### Dataset records:
■ ■ ■ ■ ■ ■ ■
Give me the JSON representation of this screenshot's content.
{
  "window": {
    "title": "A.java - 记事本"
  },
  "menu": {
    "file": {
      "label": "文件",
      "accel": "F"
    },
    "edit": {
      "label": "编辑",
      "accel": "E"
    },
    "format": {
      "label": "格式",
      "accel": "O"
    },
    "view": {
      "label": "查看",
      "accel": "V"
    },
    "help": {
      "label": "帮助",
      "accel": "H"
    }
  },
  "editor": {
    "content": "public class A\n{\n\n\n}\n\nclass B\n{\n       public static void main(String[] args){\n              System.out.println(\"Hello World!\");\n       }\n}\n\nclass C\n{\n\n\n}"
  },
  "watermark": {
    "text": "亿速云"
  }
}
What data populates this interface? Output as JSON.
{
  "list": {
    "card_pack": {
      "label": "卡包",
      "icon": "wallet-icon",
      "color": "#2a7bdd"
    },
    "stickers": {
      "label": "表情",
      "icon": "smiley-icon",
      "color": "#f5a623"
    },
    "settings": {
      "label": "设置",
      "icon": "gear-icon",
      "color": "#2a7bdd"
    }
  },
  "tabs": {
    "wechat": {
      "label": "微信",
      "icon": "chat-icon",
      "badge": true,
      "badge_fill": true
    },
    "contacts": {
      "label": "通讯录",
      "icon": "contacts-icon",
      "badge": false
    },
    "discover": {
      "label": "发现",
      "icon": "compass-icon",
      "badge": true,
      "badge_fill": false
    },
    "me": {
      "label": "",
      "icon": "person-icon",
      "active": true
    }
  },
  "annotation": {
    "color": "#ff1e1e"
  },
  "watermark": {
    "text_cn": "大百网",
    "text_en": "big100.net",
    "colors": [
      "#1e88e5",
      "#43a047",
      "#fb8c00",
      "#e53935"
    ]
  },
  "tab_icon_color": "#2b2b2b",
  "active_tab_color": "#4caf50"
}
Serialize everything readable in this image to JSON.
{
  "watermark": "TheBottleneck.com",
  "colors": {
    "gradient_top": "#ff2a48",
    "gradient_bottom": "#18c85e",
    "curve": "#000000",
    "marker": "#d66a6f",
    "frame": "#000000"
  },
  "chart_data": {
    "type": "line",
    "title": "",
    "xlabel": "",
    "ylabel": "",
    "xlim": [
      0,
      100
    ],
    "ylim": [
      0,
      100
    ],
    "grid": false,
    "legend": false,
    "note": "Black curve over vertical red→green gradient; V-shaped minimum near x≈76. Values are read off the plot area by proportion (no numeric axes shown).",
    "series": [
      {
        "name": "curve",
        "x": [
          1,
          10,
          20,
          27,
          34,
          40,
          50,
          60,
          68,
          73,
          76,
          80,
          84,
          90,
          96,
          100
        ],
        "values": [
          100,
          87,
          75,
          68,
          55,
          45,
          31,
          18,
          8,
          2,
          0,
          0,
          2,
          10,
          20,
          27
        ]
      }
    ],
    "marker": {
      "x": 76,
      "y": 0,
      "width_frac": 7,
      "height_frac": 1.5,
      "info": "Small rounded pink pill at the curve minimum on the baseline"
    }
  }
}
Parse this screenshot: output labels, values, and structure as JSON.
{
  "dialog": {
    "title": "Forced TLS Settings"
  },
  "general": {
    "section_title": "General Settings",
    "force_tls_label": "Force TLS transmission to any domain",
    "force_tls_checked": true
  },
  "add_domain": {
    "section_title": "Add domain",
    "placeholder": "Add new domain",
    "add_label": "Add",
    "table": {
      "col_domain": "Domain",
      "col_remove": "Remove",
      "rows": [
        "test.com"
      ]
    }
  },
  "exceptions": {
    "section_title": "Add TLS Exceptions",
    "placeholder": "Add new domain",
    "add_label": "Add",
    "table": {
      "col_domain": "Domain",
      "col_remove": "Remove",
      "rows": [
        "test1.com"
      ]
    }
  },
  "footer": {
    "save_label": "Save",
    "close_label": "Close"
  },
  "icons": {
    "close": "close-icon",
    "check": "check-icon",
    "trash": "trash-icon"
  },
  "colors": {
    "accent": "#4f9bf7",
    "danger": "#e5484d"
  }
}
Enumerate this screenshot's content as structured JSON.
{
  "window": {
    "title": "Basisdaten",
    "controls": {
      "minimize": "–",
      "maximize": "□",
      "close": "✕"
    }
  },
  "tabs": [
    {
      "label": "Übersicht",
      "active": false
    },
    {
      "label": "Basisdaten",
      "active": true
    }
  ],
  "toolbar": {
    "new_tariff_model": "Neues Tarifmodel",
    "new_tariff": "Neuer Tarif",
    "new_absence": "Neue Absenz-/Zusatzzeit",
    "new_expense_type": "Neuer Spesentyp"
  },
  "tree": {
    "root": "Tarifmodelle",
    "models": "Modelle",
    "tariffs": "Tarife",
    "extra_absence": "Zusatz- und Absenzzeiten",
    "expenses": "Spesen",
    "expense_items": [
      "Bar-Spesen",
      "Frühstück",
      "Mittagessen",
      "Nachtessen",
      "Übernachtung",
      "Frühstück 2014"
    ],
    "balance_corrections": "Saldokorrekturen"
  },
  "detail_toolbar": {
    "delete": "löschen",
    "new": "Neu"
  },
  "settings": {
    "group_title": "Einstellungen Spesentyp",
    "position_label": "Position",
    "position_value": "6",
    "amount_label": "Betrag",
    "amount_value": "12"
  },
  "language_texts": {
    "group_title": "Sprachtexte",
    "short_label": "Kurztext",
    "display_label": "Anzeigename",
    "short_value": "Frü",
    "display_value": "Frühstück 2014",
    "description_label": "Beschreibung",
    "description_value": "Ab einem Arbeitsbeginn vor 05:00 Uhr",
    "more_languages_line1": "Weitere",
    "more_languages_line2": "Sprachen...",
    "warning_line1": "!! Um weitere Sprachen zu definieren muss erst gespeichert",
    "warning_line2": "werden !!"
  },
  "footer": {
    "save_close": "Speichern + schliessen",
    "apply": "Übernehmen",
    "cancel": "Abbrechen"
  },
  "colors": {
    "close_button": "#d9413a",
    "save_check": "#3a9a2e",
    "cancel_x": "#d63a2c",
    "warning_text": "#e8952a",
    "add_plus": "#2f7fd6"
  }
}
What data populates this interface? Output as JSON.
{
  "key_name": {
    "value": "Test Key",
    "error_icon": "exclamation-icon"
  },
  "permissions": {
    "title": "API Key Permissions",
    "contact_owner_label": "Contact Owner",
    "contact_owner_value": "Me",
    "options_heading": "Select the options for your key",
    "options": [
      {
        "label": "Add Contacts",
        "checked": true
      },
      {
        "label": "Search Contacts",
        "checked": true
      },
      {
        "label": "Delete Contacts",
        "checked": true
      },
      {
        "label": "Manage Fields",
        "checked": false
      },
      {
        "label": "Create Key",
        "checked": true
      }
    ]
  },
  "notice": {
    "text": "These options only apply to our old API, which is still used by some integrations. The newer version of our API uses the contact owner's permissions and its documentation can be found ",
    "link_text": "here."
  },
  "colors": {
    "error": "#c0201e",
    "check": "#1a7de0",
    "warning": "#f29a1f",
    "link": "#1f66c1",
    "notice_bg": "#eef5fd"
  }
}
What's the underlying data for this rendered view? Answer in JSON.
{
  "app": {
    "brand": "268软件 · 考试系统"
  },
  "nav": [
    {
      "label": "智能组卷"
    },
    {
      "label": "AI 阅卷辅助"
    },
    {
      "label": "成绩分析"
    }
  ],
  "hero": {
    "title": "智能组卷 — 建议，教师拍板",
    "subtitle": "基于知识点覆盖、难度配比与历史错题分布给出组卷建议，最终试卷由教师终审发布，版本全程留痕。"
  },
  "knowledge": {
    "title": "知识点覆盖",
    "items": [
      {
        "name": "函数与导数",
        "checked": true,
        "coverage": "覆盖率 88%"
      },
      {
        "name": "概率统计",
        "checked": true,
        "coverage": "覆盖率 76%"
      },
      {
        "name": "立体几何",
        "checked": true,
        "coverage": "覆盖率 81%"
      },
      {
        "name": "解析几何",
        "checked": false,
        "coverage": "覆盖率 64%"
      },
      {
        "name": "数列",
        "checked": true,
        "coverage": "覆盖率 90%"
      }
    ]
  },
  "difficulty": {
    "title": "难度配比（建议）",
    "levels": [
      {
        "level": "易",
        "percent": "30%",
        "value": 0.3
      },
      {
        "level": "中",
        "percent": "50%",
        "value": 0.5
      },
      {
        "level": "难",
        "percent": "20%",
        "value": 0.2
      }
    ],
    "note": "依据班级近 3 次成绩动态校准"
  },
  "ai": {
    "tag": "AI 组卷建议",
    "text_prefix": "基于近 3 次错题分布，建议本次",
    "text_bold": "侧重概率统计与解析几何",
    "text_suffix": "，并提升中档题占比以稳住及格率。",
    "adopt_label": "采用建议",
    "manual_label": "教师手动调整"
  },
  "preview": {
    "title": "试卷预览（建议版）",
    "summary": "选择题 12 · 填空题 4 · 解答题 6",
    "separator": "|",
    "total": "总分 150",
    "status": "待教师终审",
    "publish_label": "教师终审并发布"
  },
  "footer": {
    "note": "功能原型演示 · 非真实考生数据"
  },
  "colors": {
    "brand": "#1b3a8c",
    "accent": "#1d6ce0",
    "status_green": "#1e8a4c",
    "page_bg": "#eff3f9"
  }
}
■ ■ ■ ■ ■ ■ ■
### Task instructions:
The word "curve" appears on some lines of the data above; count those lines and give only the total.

### Output for this task:
4